  • Burnt or loose wire to broil element.
  • Bad function selector switch. Run continuity check on switch.
  • Mechanical clock "start" or "stop" knob pushed in.
  • Open oven sensor.
  • Bad ERC.

No Bake or Broil

  • Bad function selector switch. Run continuity check on switch.
  • Mechanical clock "start" or "stop" knob pushed in.
  • Open oven sensor.
  • Bad ERC.
  • Thermal cutout switch open.
  • Bad voltage at oven electrical receptacle. 240v should be measured at the oven receptacle from L1 to L2. 120v should be measured from L1 to neutral and from L2 to neutral. Check circuit breaker to make sure it's not tripped. See this diagram for a three-prong range outlet. For a four-prong range outlet, see this diagram.

No Self Clean

  • Self clean latch bent or misaligned. Inspect for proper alignment to make sure that latch is contacting the latch switch.
  • Defective Self clean latch switch. Run continuity check.
  • Bad function selector switch. Run continuity check on switch.

No Clock Operation

  • Open clock motor winding (mechanical clocks). Run continuity check on clock motor. Replace entire clock if bad.
  • Burnt wire or bad connection supplying power to clock. Check voltage at clock motor.
  • Defective ERC (on ovens with LED digital display

Oven Not Hot Enough

  • Defective oven sensor. Run ohm check. Should read between 1700 and 3000 ohms. If outside this range, replace sensor.
  • Defective oven thermostat.
  • Worn or torn oven door gasket.
  • Bad voltage at oven electrical receptacle. 240v should be measured at the oven receptacle from L1 to L2. 120v should be measured from L1 to neutral and from L2 to neutral. Diagrams here for three-prong and four-prong outlets. Check circuit breaker to make sure it's not tripped.

Oven Goes only to High Heat

  • Defective thermostat.
  • Defective oven relay. Oven relays were primarily used in ovens made by Frigidaire. This includes Kenmore ovens made by Frigidaire.

Erratic Temperature Control

  • Defective oven sensor. Run ohm check.
  • Defective oven thermostat.

Oven Door Stuck Closed

  • Defective ERC. This would affect ovens that have automatic door latching in self clean (no lever), such as Jenn Air's and some other Maytag brands. Check for error code in display. If error code given, check against manufacturer's code explanations in owner's manual or tech data sheet inside oven control panel.
  • Misaligned self clean latch. Disassemble oven to manually free latch and realign or replace as needed.

Fault Code on ERC

Appliance manufacturers carefully guard the meanings of their fault codes. And to make it harder for techs to catch on to the codes, manufacturers will vary the meaning of the codes among model numbers. There are no standard fault code meanings, even within the same brand.

Electric Stove Tops

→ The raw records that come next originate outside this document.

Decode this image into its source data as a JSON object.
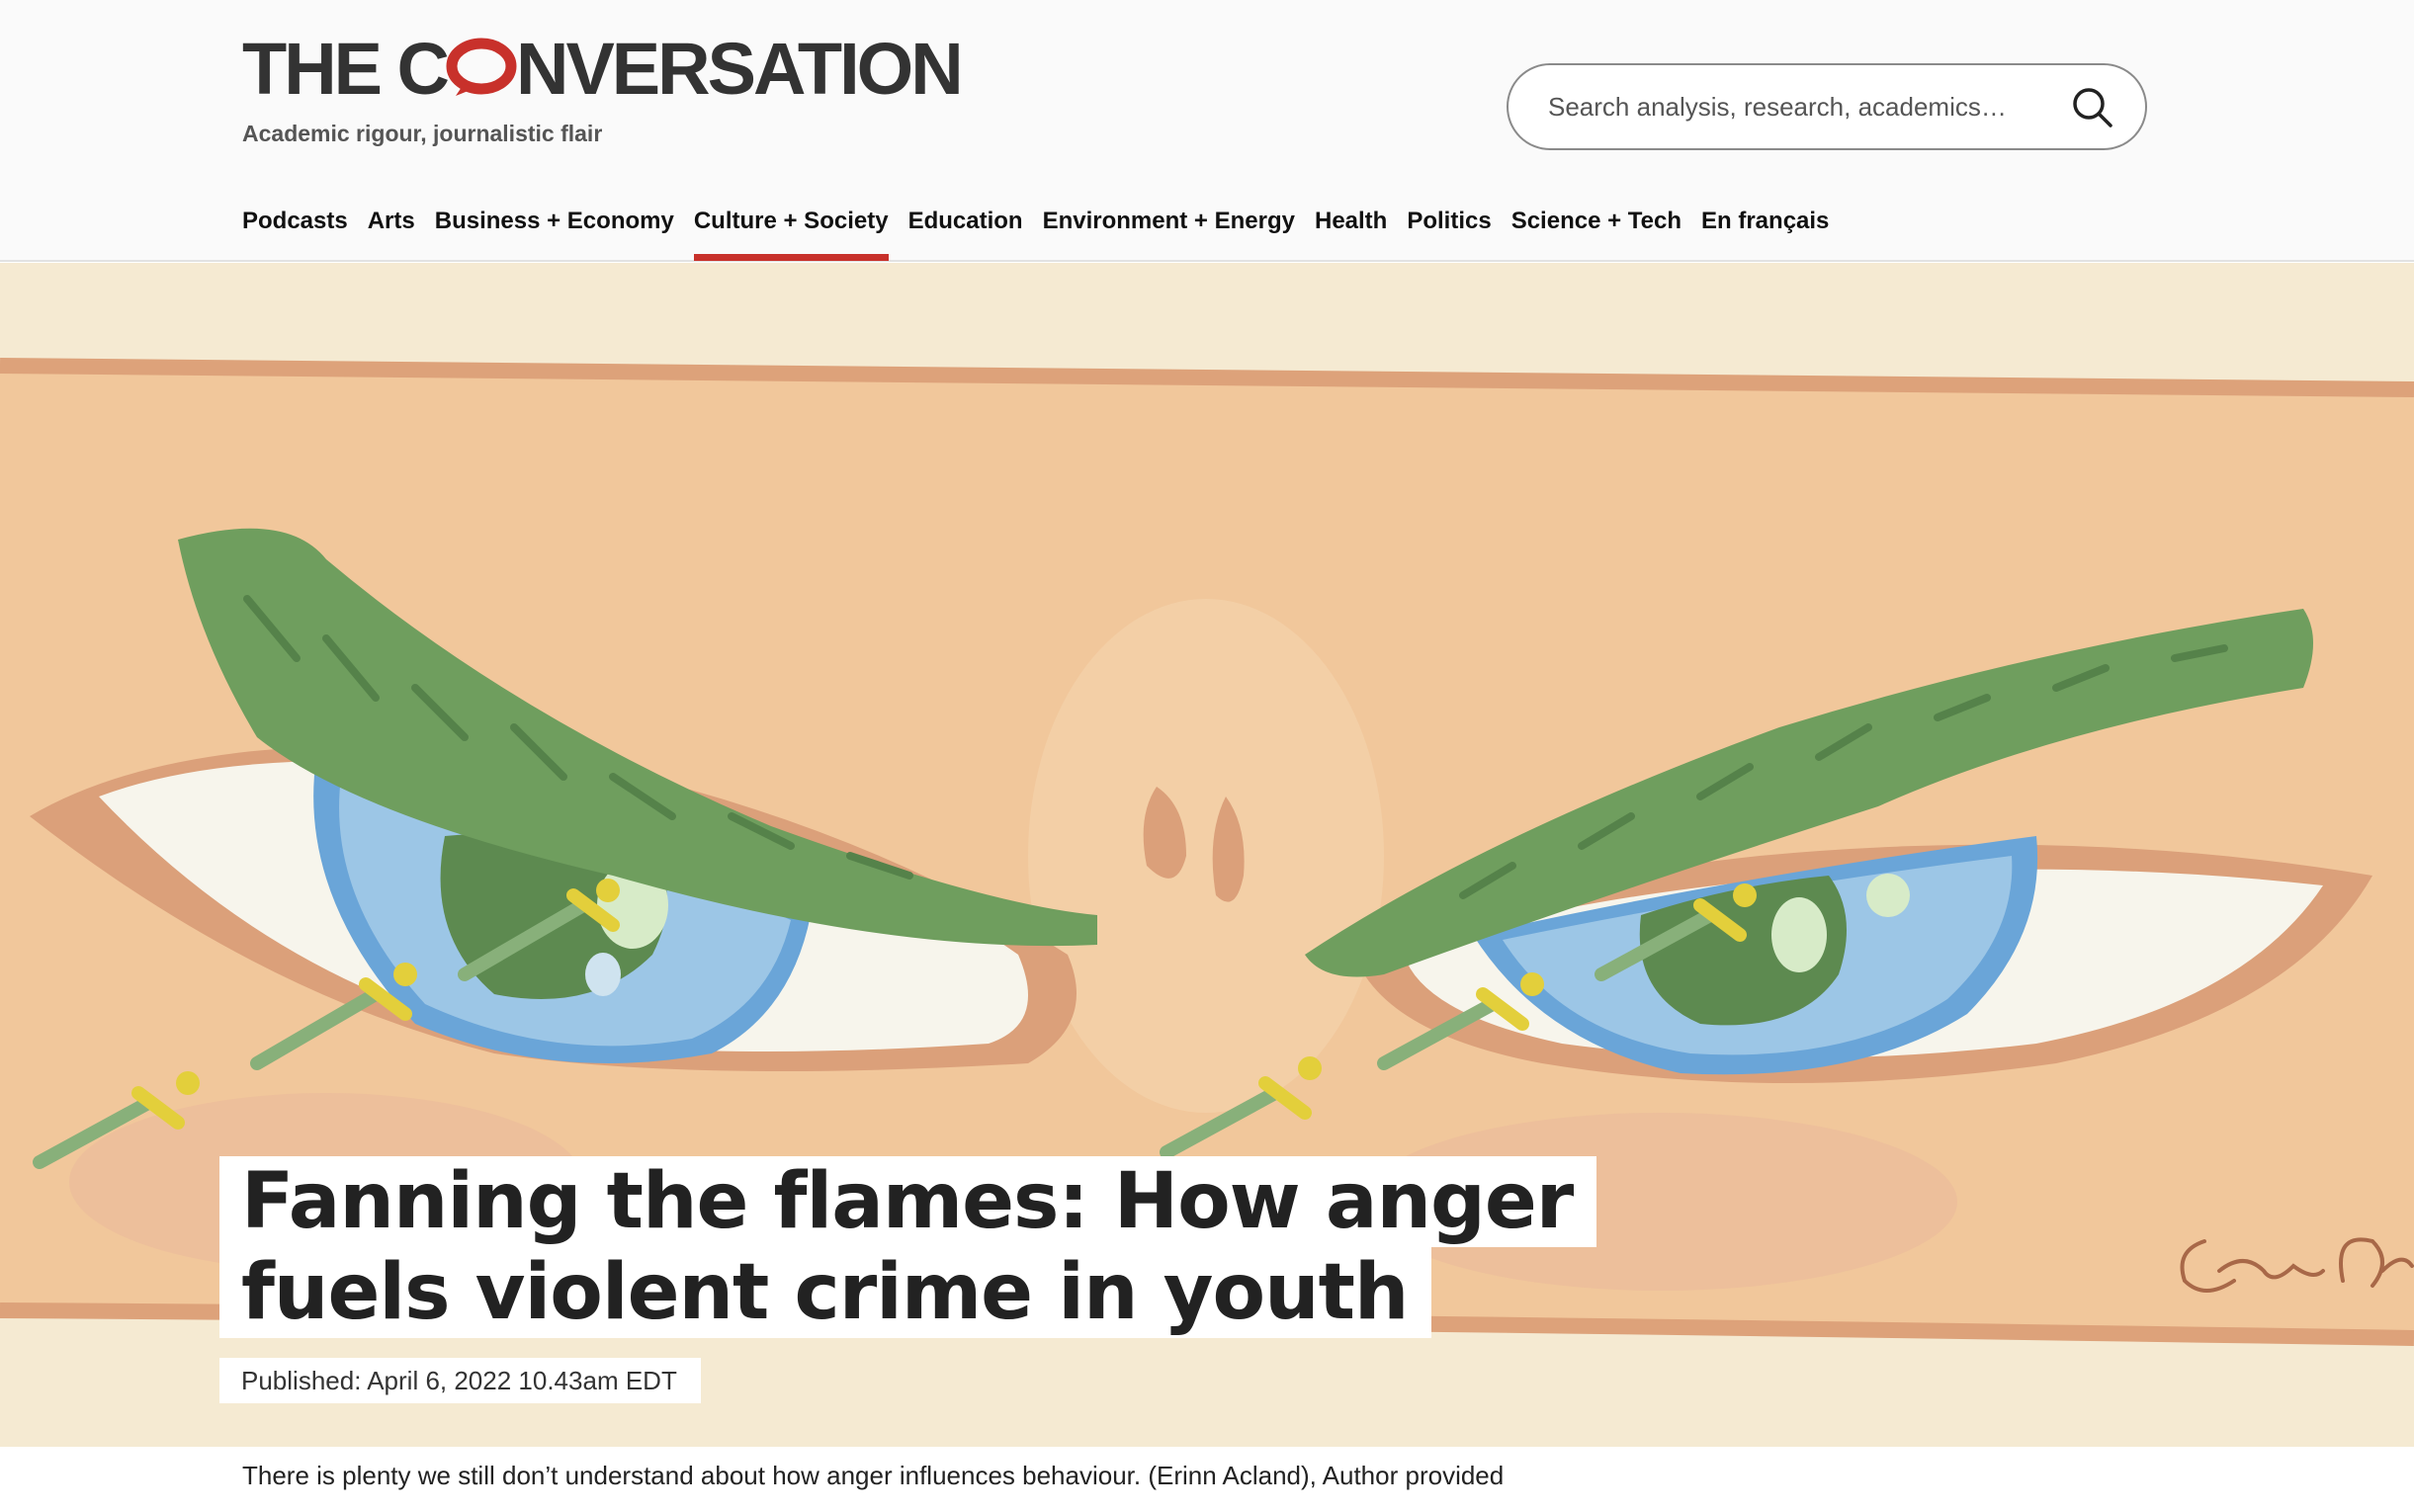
{
  "site": {
    "logo_text_before": "THE C",
    "logo_text_after": "NVERSATION",
    "tagline": "Academic rigour, journalistic flair",
    "brand_red": "#c8312b"
  },
  "search": {
    "placeholder": "Search analysis, research, academics…",
    "icon": "search-icon"
  },
  "nav": {
    "items": [
      {
        "label": "Podcasts"
      },
      {
        "label": "Arts"
      },
      {
        "label": "Business + Economy"
      },
      {
        "label": "Culture + Society",
        "active": true
      },
      {
        "label": "Education"
      },
      {
        "label": "Environment + Energy"
      },
      {
        "label": "Health"
      },
      {
        "label": "Politics"
      },
      {
        "label": "Science + Tech"
      },
      {
        "label": "En français"
      }
    ]
  },
  "article": {
    "headline_line1": "Fanning the flames: How anger",
    "headline_line2": "fuels violent crime in youth",
    "published": "Published: April 6, 2022 10.43am EDT",
    "caption": "There is plenty we still don’t understand about how anger influences behaviour. (Erinn Acland), Author provided",
    "signature": "Erinn Acland"
  }
}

When your electric stove goes down, check some of these variables to see if you can pinpoint the problem. Sometimes it may be a burner, sometimes the infinite switch and sometimes it could be something completely different. These tips should be able to get you started diagnosing what is going on with your stove.

Burner Doesn't Get Hot

  • Defective burner. Ohm test should read 20 to 30 ohms.
  • Defective burner receptacle. On plug-in type elements, pull out element and inspect receptacle and element plug ends. If excessive charring or pitting is noted, replace receptacle and element.
  • Defective infinite switch. Test for 240 volts AC at the two terminals going to the element when the switch is turned on.

Burner Only Goes to High

  • Defective infinite switch.